From our archives, 100 years ago
The announcement made front page news: England’s greatest Shakespearean actress, Ellen Terry, was on her way to Spokane in 1910.
Terry, then 63, was scheduled to give “three talks on the plays of Shakespeare, appearing in Elizabethan costume and acting great scenes from several of the great plays.”

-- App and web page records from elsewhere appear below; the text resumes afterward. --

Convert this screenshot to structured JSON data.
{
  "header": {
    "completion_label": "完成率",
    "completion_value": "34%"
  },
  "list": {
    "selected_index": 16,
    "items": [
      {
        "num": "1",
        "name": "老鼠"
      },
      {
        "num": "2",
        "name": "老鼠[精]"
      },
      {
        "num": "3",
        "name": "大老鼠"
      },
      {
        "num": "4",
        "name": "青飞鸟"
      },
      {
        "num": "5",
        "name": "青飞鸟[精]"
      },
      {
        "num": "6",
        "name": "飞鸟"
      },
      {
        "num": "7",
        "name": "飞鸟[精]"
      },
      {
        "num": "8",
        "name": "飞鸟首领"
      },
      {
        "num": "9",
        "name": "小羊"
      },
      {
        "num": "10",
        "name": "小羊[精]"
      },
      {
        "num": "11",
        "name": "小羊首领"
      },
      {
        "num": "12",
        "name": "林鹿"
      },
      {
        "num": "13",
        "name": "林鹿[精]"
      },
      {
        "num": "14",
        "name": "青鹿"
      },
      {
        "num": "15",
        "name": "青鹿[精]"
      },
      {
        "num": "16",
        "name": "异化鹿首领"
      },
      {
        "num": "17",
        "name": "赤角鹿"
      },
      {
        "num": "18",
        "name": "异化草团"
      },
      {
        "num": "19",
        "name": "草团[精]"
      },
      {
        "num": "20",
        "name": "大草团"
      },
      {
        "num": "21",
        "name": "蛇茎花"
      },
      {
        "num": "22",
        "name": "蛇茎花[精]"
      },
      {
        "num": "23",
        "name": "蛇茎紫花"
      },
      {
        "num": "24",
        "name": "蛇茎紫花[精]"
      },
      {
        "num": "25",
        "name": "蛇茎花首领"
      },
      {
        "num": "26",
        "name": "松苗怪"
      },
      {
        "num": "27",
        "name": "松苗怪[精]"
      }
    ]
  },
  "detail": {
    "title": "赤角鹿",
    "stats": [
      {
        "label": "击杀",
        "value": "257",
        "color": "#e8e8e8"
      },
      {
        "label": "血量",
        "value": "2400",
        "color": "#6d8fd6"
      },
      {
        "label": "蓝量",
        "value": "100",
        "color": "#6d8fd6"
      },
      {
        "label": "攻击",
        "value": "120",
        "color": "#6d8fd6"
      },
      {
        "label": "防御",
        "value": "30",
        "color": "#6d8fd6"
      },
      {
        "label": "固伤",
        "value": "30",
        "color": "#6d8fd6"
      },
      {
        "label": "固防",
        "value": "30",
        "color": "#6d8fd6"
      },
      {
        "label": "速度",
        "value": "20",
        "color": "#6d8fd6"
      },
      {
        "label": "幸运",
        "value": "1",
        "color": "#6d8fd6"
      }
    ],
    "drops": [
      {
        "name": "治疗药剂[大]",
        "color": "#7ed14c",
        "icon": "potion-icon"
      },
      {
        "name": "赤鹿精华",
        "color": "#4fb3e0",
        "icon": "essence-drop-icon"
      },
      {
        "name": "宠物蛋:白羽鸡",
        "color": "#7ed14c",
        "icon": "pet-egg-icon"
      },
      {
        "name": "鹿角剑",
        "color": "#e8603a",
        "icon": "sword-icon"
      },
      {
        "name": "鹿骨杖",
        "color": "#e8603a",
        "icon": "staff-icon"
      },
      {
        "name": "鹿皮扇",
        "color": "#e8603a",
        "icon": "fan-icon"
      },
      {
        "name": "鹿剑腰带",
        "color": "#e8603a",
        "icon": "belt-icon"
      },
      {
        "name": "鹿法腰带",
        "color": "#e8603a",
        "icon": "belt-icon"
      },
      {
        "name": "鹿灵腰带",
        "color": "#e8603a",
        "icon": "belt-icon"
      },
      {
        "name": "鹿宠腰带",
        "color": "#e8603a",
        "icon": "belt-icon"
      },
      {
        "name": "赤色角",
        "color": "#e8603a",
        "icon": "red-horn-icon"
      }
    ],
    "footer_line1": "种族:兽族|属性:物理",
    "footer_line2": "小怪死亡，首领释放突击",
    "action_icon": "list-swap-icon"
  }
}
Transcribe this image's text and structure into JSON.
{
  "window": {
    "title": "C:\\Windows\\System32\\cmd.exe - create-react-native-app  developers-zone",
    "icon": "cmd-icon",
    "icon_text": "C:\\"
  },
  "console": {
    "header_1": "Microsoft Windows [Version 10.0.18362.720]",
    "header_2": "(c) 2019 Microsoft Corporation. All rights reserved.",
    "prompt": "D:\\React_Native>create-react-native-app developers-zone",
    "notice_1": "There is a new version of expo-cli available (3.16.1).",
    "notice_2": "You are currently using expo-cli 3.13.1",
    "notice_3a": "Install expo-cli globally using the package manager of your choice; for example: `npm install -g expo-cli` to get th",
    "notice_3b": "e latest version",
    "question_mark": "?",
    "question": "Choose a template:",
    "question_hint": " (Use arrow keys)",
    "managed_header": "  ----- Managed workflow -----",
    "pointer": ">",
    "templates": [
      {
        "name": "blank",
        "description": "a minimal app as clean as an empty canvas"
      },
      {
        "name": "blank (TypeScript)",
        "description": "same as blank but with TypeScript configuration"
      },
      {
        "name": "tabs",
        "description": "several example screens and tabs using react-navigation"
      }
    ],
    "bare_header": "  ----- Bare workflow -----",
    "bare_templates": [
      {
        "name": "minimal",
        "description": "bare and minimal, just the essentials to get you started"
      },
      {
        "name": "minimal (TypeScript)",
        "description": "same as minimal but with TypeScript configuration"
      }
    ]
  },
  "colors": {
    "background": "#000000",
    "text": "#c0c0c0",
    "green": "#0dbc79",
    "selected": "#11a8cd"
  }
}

From the fair file: For the first time, a Women’s Parade and a Women’s Day were scheduled at the Interstate Fair, reflecting the increasing prominence of women in the city’s public life. The celebration would include a variety of women’s groups, from suffrage clubs, to literary clubs, to needlework clubs, to industrial unions. The street parade would be highlighted by an all-woman band. There was some controversy, however. Earlier it had been announced that the Women’s Parade would be led by a group of Indian women – the Chronicle called them “painted Indian squaws.” After the news came out, the parade committee seemed to backtrack, saying “it was only a suggestion” and the final decision hadn’t been made. But the parade chairwoman strongly backed the idea, saying the parade should be “thoroughly representative of women in every walk of life.”
Also on this date
(From the Associated Press)